> _EXERCISE_: In the material below, identify each line bearing the word "Simulation". Reproduce those lines.

> _RECORDS PROVIDED_:

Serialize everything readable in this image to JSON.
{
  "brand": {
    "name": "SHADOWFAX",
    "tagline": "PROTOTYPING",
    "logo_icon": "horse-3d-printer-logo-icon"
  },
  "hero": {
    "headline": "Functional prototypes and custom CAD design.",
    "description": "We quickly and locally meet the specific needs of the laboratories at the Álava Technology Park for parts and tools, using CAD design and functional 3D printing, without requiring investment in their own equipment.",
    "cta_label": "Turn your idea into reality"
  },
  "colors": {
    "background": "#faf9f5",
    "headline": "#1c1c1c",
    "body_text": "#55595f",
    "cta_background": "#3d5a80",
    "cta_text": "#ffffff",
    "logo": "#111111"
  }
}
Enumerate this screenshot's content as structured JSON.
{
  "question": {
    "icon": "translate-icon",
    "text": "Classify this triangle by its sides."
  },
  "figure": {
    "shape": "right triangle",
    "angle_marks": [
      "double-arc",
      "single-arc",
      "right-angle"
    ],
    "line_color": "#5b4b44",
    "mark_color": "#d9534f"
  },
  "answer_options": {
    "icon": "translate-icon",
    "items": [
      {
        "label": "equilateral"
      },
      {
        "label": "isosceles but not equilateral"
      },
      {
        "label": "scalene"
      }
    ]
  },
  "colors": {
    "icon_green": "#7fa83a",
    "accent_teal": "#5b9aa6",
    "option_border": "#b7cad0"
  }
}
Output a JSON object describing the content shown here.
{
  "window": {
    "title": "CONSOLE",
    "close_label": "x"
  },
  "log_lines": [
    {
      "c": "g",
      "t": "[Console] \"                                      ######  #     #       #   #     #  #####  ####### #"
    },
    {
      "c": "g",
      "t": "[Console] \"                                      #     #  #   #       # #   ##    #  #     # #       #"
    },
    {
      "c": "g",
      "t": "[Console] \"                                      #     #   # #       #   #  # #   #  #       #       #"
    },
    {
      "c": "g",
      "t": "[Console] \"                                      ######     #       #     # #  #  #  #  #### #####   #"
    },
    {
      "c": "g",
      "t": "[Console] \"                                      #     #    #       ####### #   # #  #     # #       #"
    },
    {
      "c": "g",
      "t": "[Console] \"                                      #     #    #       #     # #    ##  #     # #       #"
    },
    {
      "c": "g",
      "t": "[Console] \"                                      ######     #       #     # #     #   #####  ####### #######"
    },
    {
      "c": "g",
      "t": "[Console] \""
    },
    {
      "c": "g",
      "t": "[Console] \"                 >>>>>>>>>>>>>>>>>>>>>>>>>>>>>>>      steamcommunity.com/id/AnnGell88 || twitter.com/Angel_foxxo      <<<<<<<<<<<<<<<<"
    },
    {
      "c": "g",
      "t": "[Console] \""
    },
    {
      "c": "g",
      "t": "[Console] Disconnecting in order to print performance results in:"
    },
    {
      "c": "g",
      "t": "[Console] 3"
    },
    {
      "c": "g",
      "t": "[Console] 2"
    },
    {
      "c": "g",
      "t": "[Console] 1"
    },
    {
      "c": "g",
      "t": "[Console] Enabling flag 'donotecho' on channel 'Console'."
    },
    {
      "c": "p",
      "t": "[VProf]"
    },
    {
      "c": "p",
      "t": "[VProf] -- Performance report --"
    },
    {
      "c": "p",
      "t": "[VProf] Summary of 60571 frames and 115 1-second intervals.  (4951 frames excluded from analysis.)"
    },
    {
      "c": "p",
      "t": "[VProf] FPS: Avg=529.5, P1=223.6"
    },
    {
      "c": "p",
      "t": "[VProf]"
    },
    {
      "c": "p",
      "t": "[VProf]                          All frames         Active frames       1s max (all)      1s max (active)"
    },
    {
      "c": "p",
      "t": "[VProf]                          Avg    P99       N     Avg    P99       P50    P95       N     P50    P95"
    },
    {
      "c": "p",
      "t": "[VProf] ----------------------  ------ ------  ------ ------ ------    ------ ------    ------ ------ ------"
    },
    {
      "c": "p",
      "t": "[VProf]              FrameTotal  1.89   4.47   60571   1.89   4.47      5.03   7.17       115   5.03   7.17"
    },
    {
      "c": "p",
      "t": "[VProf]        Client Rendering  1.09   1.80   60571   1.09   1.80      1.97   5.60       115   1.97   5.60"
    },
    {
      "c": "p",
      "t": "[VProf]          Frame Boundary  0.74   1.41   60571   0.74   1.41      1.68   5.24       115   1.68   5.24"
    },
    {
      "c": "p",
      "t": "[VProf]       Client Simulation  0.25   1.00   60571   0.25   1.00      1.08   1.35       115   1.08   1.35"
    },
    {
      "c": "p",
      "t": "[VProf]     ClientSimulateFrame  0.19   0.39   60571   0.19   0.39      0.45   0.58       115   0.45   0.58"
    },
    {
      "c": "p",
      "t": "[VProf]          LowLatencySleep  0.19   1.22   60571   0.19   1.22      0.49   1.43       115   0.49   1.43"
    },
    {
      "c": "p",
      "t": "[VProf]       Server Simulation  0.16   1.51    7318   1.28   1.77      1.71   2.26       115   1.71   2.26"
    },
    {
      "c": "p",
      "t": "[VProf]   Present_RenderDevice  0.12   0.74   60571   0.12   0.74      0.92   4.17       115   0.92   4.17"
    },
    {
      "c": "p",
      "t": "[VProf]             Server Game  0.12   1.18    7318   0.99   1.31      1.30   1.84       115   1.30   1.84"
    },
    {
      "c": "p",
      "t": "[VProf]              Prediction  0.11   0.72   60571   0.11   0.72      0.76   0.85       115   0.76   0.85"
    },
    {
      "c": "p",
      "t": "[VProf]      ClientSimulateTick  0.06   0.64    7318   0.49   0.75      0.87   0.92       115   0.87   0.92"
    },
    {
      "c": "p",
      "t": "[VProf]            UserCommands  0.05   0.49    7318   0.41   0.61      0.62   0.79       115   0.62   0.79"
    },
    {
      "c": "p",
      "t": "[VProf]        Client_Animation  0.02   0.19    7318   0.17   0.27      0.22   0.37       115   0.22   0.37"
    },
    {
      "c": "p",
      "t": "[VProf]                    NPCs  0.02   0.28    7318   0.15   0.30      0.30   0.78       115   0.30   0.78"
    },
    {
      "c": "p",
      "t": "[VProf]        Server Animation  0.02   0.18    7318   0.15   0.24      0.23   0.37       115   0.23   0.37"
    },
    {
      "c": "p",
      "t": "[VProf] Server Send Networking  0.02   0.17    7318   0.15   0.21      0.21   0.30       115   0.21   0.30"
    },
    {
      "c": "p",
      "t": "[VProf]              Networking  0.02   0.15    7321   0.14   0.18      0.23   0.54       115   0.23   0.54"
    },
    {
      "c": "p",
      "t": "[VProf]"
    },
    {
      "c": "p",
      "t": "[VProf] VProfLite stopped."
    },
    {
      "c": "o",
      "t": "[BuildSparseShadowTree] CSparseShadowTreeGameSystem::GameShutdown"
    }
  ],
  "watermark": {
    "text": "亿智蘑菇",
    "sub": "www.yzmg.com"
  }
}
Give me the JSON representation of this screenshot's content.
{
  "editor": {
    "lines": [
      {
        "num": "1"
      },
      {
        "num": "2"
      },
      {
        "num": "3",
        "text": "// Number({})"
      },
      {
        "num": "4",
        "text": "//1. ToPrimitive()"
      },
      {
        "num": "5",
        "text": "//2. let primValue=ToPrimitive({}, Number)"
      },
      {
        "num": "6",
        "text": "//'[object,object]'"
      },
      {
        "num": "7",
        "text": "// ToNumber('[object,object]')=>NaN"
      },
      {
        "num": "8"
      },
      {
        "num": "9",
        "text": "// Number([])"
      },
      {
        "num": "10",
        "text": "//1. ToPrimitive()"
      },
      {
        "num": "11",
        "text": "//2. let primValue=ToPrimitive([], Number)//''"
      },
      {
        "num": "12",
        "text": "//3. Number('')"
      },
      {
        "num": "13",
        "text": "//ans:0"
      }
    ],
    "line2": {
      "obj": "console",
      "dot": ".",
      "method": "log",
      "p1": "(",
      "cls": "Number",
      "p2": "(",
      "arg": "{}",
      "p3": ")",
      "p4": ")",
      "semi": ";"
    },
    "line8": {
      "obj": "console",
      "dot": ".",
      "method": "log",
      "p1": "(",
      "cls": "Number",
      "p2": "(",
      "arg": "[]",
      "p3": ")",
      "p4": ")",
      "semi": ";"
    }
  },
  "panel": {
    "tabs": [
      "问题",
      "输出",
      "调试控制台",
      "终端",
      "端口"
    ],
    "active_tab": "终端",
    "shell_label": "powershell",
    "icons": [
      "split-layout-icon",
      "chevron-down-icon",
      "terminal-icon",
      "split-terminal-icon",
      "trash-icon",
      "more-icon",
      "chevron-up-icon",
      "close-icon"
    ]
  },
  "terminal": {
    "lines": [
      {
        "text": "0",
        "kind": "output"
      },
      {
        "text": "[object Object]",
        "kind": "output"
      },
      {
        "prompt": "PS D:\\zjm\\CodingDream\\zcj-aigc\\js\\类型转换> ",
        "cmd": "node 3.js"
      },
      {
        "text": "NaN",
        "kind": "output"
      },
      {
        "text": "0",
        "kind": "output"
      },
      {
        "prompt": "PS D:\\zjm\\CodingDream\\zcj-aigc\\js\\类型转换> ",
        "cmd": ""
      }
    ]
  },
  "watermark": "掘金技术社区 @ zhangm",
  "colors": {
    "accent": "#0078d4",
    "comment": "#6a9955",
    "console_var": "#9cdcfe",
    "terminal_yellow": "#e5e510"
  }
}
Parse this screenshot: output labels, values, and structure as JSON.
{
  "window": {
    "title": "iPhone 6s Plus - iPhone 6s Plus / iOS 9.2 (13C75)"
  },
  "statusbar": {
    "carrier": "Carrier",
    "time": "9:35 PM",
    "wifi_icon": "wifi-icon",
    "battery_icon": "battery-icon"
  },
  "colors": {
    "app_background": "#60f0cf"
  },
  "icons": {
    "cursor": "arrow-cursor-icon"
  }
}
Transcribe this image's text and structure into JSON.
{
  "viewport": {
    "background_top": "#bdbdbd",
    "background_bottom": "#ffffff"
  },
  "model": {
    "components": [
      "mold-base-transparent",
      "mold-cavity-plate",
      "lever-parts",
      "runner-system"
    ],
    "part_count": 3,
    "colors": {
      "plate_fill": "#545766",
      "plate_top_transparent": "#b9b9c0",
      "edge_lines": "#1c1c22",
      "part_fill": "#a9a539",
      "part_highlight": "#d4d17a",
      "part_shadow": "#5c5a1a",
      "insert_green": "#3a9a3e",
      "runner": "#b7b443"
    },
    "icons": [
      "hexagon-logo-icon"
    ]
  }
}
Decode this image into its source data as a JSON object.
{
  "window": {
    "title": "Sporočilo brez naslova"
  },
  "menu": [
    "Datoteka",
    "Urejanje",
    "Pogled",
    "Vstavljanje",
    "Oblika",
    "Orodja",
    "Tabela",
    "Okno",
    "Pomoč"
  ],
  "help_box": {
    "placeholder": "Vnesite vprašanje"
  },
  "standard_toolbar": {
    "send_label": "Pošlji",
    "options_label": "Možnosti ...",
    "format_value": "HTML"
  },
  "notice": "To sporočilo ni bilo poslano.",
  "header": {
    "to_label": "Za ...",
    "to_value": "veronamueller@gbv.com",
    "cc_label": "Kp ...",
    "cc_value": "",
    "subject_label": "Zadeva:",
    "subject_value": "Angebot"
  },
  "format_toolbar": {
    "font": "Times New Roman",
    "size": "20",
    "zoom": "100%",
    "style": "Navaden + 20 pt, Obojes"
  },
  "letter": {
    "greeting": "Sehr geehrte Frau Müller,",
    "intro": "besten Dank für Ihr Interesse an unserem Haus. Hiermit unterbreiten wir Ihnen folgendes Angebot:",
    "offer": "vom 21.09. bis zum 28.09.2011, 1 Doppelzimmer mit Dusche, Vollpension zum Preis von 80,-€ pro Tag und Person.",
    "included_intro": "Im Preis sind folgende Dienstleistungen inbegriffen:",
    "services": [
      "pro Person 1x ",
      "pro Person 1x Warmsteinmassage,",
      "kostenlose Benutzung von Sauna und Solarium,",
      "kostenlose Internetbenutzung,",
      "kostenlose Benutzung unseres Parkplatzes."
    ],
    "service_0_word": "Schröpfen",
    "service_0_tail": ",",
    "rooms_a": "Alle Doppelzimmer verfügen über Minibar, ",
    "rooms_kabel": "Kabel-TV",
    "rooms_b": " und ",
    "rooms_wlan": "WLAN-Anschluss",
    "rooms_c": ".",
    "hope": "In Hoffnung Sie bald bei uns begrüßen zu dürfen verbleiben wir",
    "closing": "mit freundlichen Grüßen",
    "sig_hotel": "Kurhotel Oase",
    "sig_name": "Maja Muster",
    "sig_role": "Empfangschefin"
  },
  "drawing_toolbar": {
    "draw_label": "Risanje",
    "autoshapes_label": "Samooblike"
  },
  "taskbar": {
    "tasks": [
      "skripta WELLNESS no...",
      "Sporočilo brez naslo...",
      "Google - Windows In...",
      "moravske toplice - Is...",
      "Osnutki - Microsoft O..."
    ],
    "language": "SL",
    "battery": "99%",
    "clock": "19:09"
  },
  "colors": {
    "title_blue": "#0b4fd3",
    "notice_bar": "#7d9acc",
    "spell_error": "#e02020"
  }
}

> _RESPONSE FOR THIS EXERCISE_:
      "t": "[VProf]       Client Simulation  0.25   1.00   60571   0.25   1.00      1.08   1.35       115   1.08   1.35"
      "t": "[VProf]       Server Simulation  0.16   1.51    7318   1.28   1.77      1.71   2.26       115   1.71   2.26"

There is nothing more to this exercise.